┏━━

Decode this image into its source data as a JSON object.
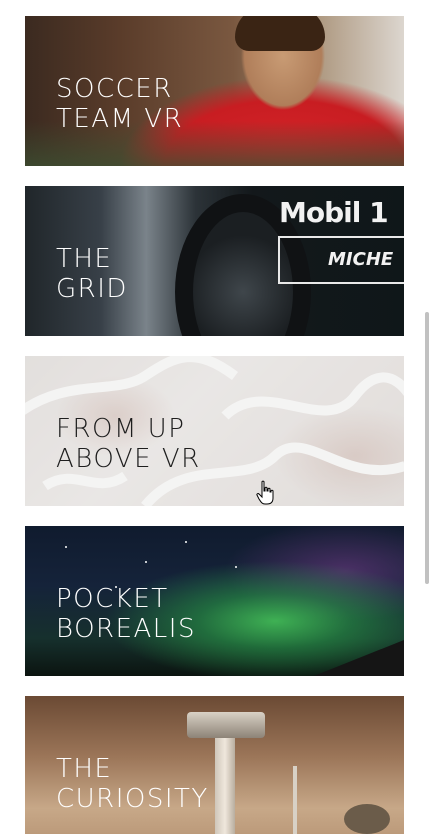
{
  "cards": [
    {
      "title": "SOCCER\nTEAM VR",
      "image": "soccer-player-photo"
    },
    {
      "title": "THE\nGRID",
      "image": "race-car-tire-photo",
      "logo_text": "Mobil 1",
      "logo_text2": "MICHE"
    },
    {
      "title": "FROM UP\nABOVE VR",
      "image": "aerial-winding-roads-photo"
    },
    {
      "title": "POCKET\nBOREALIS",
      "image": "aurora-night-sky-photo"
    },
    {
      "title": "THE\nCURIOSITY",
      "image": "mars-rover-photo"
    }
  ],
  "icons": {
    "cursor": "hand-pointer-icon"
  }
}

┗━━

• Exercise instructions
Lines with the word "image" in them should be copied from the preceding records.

• Output for this task
Decode this image into its source data as a JSON object.
      "image": "soccer-player-photo"
      "image": "race-car-tire-photo",
      "image": "aerial-winding-roads-photo"
      "image": "aurora-night-sky-photo"
      "image": "mars-rover-photo"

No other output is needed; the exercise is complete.